The title of François Couperin’s Les Barricades Mystérieuses (“The Mysterious Barricades”) remains an enigma.
One commentator has speculated that it may be a reference to continuous suspensions, or notes which hold over to create “a barricade to the basic harmony.” Others have suggested veiled references to freemasonry, masks worn by performers of Le Mystère ou les Fêtes de l’Inconnu (an event staged in 1714 by one of Couperin’s patrons), women’s eyelashes, or the wine barrels of Bacchus. The harpsichordist Luke Arnason describes the piece in terms of the ebb and flow of “a heavy but fast-moving object that picks up momentum” and then comes to an elegant halt at a virtual barricade.
Regardless, the music is as fascinating and alluring as the title. Les Barricades Mystérieuses is the fifth piece in Couperin’s 1717 collection, Ordre 6ème de clavecin, for solo harpsichord. It is a haunting sonic kaleidoscope in which melody and harmony blur together and shift gradually with a dreamlike fluidity. It’s an example of style brisé, an arpeggiated texture which includes “ambiguous melodic lines” and rhythmic displacement. Les Barricades Mystérieuses is a celebration of the sensuous qualities of harmony.
This performance, featuring harpsichordist Jean Rondeau and lutenist Thomas Dunford, comes from the 2020 album, Barricades:
Les Barricades Mystérieuses was also included on Labyrinth, a recently released album by pianist, Khatia Buniatishvili. Many transcriptions have been made of this music, including Thomas Adès’ 1994 quintet arrangement for clarinet, bass clarinet, viola, cello and double bass. Adès considers the piece to be the ultimate composition lesson regarding the development of melody from harmony and vice versa. Listen to the way the piece takes on new life when transferred to the modern piano:
Let’s conclude our brief adventures in the keyboard music of François Couperin with Les Bergeries, the piece which follows Les Barricades Mystérieuses in Ordre 6ème de clavecin. The title, translating as “The Sheep Pen,” suggests a pastoral scene, perhaps with the sound of bagpipes. I love the occasional dissonances and the sense of longing in the harmony. At times, the melody does not seem far off from a modern-day pop ballad. Here is a performance by Davitt Moroney:

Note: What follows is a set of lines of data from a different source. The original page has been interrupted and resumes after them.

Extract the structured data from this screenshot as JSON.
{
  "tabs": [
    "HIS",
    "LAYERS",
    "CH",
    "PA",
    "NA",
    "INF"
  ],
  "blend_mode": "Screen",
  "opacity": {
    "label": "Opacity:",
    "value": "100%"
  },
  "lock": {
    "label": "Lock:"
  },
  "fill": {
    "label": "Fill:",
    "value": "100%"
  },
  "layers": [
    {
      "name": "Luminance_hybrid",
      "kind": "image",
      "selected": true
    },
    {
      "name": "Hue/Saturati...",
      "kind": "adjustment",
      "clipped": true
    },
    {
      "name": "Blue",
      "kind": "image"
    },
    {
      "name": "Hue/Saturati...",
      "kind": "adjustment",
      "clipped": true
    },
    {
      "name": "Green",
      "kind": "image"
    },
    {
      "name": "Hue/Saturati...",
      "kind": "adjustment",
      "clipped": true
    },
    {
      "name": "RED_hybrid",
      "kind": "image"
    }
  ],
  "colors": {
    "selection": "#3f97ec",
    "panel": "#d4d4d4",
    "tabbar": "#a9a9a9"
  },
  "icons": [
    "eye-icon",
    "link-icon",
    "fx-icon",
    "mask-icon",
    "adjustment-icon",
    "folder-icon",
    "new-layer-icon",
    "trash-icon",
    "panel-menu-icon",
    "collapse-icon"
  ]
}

Featured Image: A French baroque stone carving at Versailles